I know what you’re thinking. “Hey, we still have 11 billion gallons to replace!” The good news is that we have a perfectly viable solution. Vertical farms. The concept of vertical farming is quite simple. Instead of planting on flat fields, you erect buildings dedicated solely to agriculture, with each story used to grow crops, in which plants can be arranged for maximum yield. Plus, vertical farms are self-contained ecosystems that are highly efficient, using less water than traditional farming methods. And with selective breeding we can grow strains that provide more seeds and more cellulose. Even with modest dimensions, we can increase acreage exponentially using less land. Of course each building can be as high as technology allows, providing maximum acreage with minimal land use. Now, let’s pretend that we only have 5% of the land open for hemp farming. If, using vertical farms, we can double the acreage, that brings us to 225 billion gallons of gas. That’s a hundred billion gallons excess fuel we could either sell to other countries or use for other products like cleaning agents, paints thinners, plastics, you name it. Plus, unlike petrol, the waste can be used as pulp, clothing, and mulch. The possibilities are endless.

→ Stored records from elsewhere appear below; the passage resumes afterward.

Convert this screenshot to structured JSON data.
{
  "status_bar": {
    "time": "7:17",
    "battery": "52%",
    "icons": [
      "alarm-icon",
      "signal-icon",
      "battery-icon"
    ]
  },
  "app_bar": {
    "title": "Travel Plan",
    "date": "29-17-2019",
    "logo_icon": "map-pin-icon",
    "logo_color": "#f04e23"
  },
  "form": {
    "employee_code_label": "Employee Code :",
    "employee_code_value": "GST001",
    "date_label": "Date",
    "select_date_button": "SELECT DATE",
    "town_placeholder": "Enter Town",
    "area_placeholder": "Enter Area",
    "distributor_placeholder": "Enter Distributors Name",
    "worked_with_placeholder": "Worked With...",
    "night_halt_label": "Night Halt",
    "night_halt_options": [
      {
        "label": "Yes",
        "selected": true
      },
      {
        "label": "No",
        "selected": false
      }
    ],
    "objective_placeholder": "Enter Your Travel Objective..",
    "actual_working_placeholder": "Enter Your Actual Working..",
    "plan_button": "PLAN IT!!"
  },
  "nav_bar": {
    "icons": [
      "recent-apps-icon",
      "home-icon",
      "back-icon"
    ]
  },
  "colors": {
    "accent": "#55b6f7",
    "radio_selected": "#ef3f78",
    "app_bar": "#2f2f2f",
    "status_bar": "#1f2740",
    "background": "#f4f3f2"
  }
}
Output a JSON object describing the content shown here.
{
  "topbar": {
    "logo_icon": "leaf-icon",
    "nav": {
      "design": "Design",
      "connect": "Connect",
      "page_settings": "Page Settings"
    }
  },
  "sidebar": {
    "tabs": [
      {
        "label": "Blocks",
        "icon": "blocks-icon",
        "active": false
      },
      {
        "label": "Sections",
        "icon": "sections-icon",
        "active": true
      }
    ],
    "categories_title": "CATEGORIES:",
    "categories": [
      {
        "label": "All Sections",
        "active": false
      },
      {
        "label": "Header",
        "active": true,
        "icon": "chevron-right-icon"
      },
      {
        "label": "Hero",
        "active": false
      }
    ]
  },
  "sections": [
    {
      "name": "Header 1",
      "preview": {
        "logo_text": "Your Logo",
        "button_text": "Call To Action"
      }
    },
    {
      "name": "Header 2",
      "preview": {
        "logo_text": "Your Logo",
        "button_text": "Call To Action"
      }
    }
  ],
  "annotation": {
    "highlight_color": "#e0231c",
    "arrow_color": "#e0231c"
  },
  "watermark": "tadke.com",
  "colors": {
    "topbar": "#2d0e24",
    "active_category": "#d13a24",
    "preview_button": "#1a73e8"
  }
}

The Knights Who Say Nay
The only thing getting in the way of full scale production are the cries of the naysayers and red tape surrounding ludicrous drug laws restricting hemp cultivation. Critics claim growing hemp will increase the use of marijuana. Even on the face, that complaint is ridiculous. That is like saying driving cars encourages alcoholism. Hemp is not a drug, and contains less that 1% THC, the psychotropic substance found in Cannabis Sativa, or marijuana. Furthermore, Hemp actually sterilizes Cannabis, making it completely worthless as a drug. This destroys the bogus claim that drug cartels will hide pot in hemp fields. So we can see that even as the public’s attitude towards the intoxicating variety of cannabis is evolving towards acceptance of the plant, these kinds of arguments are ignorant and senseless at best.
The Sustainable Future’s So Bright
As far as the bureaucratic roadblocks are concerned, they are being dismantled as we speak. It was announced late February that Hemp Inc. (who just imported their first shipment of hemp from China for US production) signed a lucrative deal with Green Concepts, an ink company that will use Hemp Inc. to source hemp based products. To further advance hemp cultivation, the 2014 farm bill that was just signed by the president, includes provisions that allow for hemp cultivation here in the U.S. in states who have passed hemp legislation. Things are looking very good for the plant indeed.
With these new developments, it seems increasingly likely that a hemp oil future is close as demand for hemp based products continues to increase. Of course, we can’t expect the oil tycoons to simply roll over for hemp, so there is still a lot of work to be done to advance hemp as a clean, sustainable, and renewable fuel source that can satisfy the U.S. demands for fuel but by supporting companies that promote hemp biofuels and sharing this information with the world, we can begin to aid in the transition.
There is no aspect of our society that will not be aided by hemp fuel production. Economically, we can create a huge boom in green fuel technology and add jobs to the market, increasing out GDP and raising the standard of living. Politically, this strikes at the very heart of liberty for all political spectrums. Conservatives love the idea of being able to grow the crop without government interference, and liberals love that is a clean renewable source of energy. Environmentally it will not only reduce carbon emissions and pollutants, (no danger of contamination in a biodegradable hemp oil spill) but it enriches the soil and cleans up the air we breathe. In short, on every front, hemp and hemp biofuels is the answer.